Today, 200 economy class gods cruised through the sky from Britannia, across to Hellas – airlines. The cleared Heavens from start to end, one could see as far as the horizon. The landscape was that of the chariot-men, farmers, river and forest folk; flat-lands, filled with farmlands, woodlands, long snaky rivers and hamlets all along the way, curlicue of those whose lives takes them across muddy lanes, streams, fields of wheat and cabbage, herds of thick cows and hogs, foul marshlands and fens. Every step they take fills the world with the tales of human existence, and we now can gaze down on our world. As we reached the sun-baked rocks of the southern end of the Balkans, the mountains began to rise from the earth. The sharp, strong and edgy mountains, testament to Earth’s forces that lifted these titanic boulders from the planet’s crust with the slow, tense violence of tectonic collision – millennia, a blink of an eye. The we reached the opalescent beauty of the sea’s fury, and the lives of those seafarers, who dauntingly danced with the vitriol of the aquine  aquatic remorselessness and changeability.

This, my friends, when you gaze down through the window, does it not fill you with a strange energy? Riding in the chariot of gods.

Look away then from duty free shopping, from inane magazines and ponder the meaning of your physical presence, speed, matter of fact of the unlikely scenario you are experiencing with as much interest as a poor coffee-house experience, an unfortunate coach ride. Magnificence!

I wonder then, with all that pontificus maxima, if the gods in the days of yore, when zipping up and down, across and through the sky and clouds ever felt turbulence? How did they deal with changes in the atmospheric pressure? and, would they have found their constant flying back and forth to deal with the woes of humans eventually redundant, dull and a boring? When Hermes flies to and fro, how long does it take him, minutes, hours, days? and if so, how long until he refuses to deliver yet another message. Flying across the same landscape on and on? Tedious? Only for some.

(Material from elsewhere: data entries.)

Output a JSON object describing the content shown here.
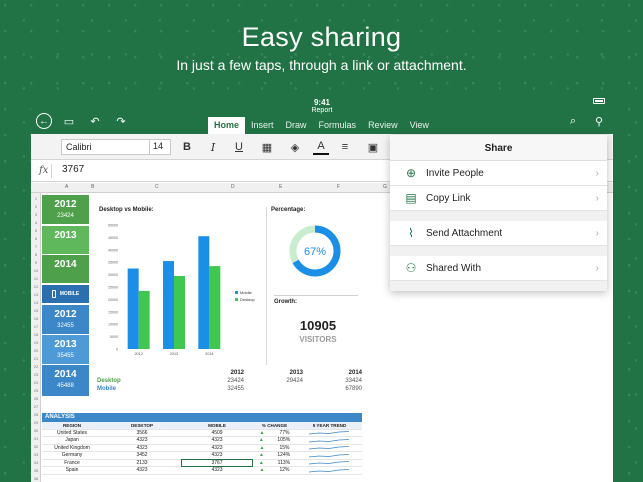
{
  "promo": {
    "heading": "Easy sharing",
    "subheading": "In just a few taps, through a link or attachment."
  },
  "status": {
    "time": "9:41",
    "file_name": "Report"
  },
  "tabs": [
    {
      "label": "Home",
      "active": true
    },
    {
      "label": "Insert"
    },
    {
      "label": "Draw"
    },
    {
      "label": "Formulas"
    },
    {
      "label": "Review"
    },
    {
      "label": "View"
    }
  ],
  "icons": {
    "back": "back-arrow-icon",
    "file": "file-save-icon",
    "undo": "undo-icon",
    "redo": "redo-icon",
    "search": "search-icon",
    "share": "add-person-icon"
  },
  "ribbon": {
    "font": "Calibri",
    "size": "14",
    "bold": "B",
    "italic": "I",
    "underline": "U"
  },
  "formula": {
    "fx": "fx",
    "value": "3767"
  },
  "columns": [
    "A",
    "B",
    "C",
    "D",
    "E",
    "F",
    "G"
  ],
  "sidebar_blocks": [
    {
      "year": "2012",
      "value": "23424",
      "style": "g1"
    },
    {
      "year": "2013",
      "value": "",
      "style": "g2"
    },
    {
      "year": "2014",
      "value": "",
      "style": "g1"
    },
    {
      "year": "2012",
      "value": "32455",
      "style": "b1"
    },
    {
      "year": "2013",
      "value": "35455",
      "style": "b2"
    },
    {
      "year": "2014",
      "value": "45488",
      "style": "b1"
    }
  ],
  "mobile_label": "MOBILE",
  "chart_title": "Desktop vs Mobile:",
  "chart_data": {
    "type": "bar",
    "categories": [
      "2012",
      "2013",
      "2014"
    ],
    "series": [
      {
        "name": "Mobile",
        "values": [
          32455,
          35455,
          45488
        ],
        "color": "#1b8fe8"
      },
      {
        "name": "Desktop",
        "values": [
          23424,
          29424,
          33424
        ],
        "color": "#3fc750"
      }
    ],
    "ylim": [
      0,
      50000
    ],
    "yticks": [
      "0",
      "5000",
      "10000",
      "15000",
      "20000",
      "25000",
      "30000",
      "35000",
      "40000",
      "45000",
      "50000"
    ],
    "legend": "right"
  },
  "percentage": {
    "label": "Percentage:",
    "value": "67%",
    "fraction": 0.67
  },
  "growth": {
    "label": "Growth:",
    "number": "10905",
    "unit": "VISITORS"
  },
  "mini_table": {
    "years": [
      "2012",
      "2013",
      "2014"
    ],
    "rows": [
      {
        "label": "Desktop",
        "values": [
          "23424",
          "29424",
          "33424"
        ],
        "color": "#4ea04b"
      },
      {
        "label": "Mobile",
        "values": [
          "32455",
          "",
          "67890"
        ],
        "color": "#3b87c7"
      }
    ]
  },
  "analysis": {
    "title": "ANALYSIS",
    "headers": [
      "REGION",
      "DESKTOP",
      "MOBILE",
      "% CHANGE",
      "5 YEAR TREND"
    ],
    "rows": [
      {
        "region": "United States",
        "desktop": "3566",
        "mobile": "4509",
        "change": "77%"
      },
      {
        "region": "Japan",
        "desktop": "4323",
        "mobile": "4323",
        "change": "105%"
      },
      {
        "region": "United Kingdom",
        "desktop": "4323",
        "mobile": "4323",
        "change": "15%"
      },
      {
        "region": "Germany",
        "desktop": "3452",
        "mobile": "4323",
        "change": "124%"
      },
      {
        "region": "France",
        "desktop": "2133",
        "mobile": "3767",
        "change": "113%",
        "selected": true
      },
      {
        "region": "Spain",
        "desktop": "4323",
        "mobile": "4323",
        "change": "12%"
      }
    ]
  },
  "share_panel": {
    "title": "Share",
    "items": [
      {
        "label": "Invite People",
        "icon": "invite-person-icon",
        "glyph": "⊕"
      },
      {
        "label": "Copy Link",
        "icon": "clipboard-icon",
        "glyph": "▤"
      },
      {
        "label": "Send Attachment",
        "icon": "paperclip-icon",
        "glyph": "⌇"
      },
      {
        "label": "Shared With",
        "icon": "people-icon",
        "glyph": "⚇"
      }
    ]
  }
}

Feel next time you are flying all the gods of all the people of Europe, or anywhere you are flying above – that is all I ask.